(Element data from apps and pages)
#####
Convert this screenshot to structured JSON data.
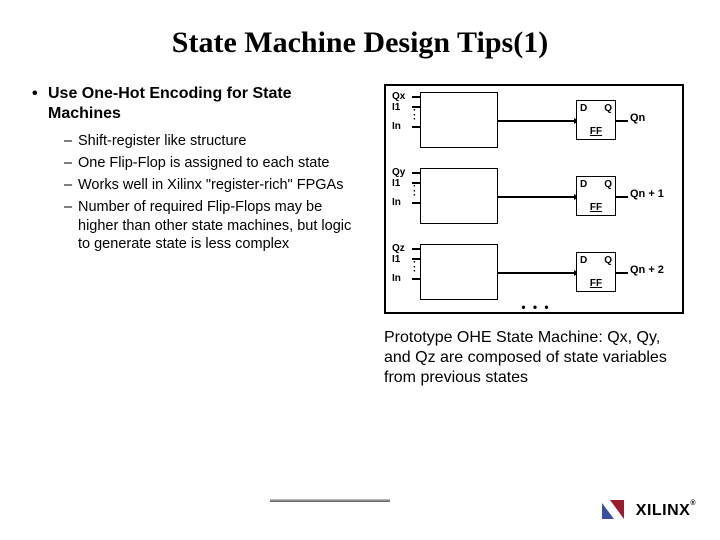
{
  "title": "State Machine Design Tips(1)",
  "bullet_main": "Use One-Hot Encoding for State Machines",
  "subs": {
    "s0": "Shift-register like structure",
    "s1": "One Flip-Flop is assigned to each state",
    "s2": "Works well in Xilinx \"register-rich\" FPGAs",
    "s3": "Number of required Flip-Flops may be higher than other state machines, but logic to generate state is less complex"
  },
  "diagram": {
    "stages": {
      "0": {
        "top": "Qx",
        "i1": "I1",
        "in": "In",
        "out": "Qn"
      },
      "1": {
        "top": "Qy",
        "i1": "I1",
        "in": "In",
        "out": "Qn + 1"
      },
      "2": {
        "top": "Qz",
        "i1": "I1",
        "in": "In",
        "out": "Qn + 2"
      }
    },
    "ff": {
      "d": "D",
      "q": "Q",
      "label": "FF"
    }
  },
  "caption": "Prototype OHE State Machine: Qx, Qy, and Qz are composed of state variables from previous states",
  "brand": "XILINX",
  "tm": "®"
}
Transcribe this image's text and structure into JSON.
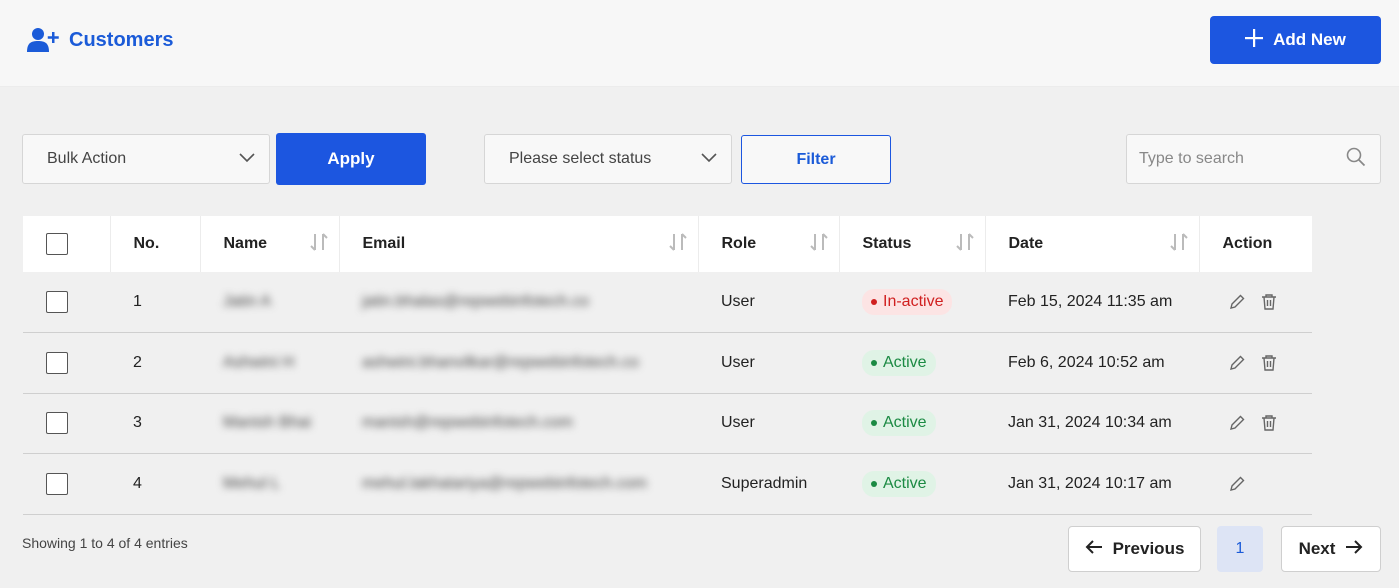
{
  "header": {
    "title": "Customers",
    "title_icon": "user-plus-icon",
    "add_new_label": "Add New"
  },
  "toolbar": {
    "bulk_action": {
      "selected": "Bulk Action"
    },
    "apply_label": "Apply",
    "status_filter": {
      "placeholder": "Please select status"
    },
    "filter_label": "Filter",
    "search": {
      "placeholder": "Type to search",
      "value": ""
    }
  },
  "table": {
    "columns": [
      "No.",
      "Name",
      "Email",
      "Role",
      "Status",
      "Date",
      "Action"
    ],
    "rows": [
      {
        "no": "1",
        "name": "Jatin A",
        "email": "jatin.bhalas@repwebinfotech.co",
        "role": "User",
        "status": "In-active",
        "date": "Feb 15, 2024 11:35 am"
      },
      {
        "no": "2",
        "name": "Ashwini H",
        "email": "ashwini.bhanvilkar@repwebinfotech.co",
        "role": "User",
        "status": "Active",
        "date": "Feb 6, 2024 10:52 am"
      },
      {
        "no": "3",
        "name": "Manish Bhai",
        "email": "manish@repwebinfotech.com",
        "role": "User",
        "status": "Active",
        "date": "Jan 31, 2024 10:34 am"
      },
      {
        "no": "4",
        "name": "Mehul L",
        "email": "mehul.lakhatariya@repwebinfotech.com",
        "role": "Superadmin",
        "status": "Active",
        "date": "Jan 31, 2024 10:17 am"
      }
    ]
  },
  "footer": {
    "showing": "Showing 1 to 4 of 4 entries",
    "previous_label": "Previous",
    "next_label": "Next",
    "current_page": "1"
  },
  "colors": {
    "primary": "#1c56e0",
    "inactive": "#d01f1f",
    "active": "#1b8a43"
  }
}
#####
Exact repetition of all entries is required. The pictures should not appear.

Answer to this problem:
Convert this screenshot to structured JSON data.
{
  "title": "State Machine Design Tips(1)",
  "bullet_main": "Use One-Hot Encoding for State Machines",
  "subs": {
    "s0": "Shift-register like structure",
    "s1": "One Flip-Flop is assigned to each state",
    "s2": "Works well in Xilinx \"register-rich\" FPGAs",
    "s3": "Number of required Flip-Flops may be higher than other state machines, but logic to generate state is less complex"
  },
  "diagram": {
    "stages": {
      "0": {
        "top": "Qx",
        "i1": "I1",
        "in": "In",
        "out": "Qn"
      },
      "1": {
        "top": "Qy",
        "i1": "I1",
        "in": "In",
        "out": "Qn + 1"
      },
      "2": {
        "top": "Qz",
        "i1": "I1",
        "in": "In",
        "out": "Qn + 2"
      }
    },
    "ff": {
      "d": "D",
      "q": "Q",
      "label": "FF"
    }
  },
  "caption": "Prototype OHE State Machine: Qx, Qy, and Qz are composed of state variables from previous states",
  "brand": "XILINX",
  "tm": "®"
}
Transcribe this image's text and structure into JSON.
{
  "header": {
    "title": "Customers",
    "title_icon": "user-plus-icon",
    "add_new_label": "Add New"
  },
  "toolbar": {
    "bulk_action": {
      "selected": "Bulk Action"
    },
    "apply_label": "Apply",
    "status_filter": {
      "placeholder": "Please select status"
    },
    "filter_label": "Filter",
    "search": {
      "placeholder": "Type to search",
      "value": ""
    }
  },
  "table": {
    "columns": [
      "No.",
      "Name",
      "Email",
      "Role",
      "Status",
      "Date",
      "Action"
    ],
    "rows": [
      {
        "no": "1",
        "name": "Jatin A",
        "email": "jatin.bhalas@repwebinfotech.co",
        "role": "User",
        "status": "In-active",
        "date": "Feb 15, 2024 11:35 am"
      },
      {
        "no": "2",
        "name": "Ashwini H",
        "email": "ashwini.bhanvilkar@repwebinfotech.co",
        "role": "User",
        "status": "Active",
        "date": "Feb 6, 2024 10:52 am"
      },
      {
        "no": "3",
        "name": "Manish Bhai",
        "email": "manish@repwebinfotech.com",
        "role": "User",
        "status": "Active",
        "date": "Jan 31, 2024 10:34 am"
      },
      {
        "no": "4",
        "name": "Mehul L",
        "email": "mehul.lakhatariya@repwebinfotech.com",
        "role": "Superadmin",
        "status": "Active",
        "date": "Jan 31, 2024 10:17 am"
      }
    ]
  },
  "footer": {
    "showing": "Showing 1 to 4 of 4 entries",
    "previous_label": "Previous",
    "next_label": "Next",
    "current_page": "1"
  },
  "colors": {
    "primary": "#1c56e0",
    "inactive": "#d01f1f",
    "active": "#1b8a43"
  }
}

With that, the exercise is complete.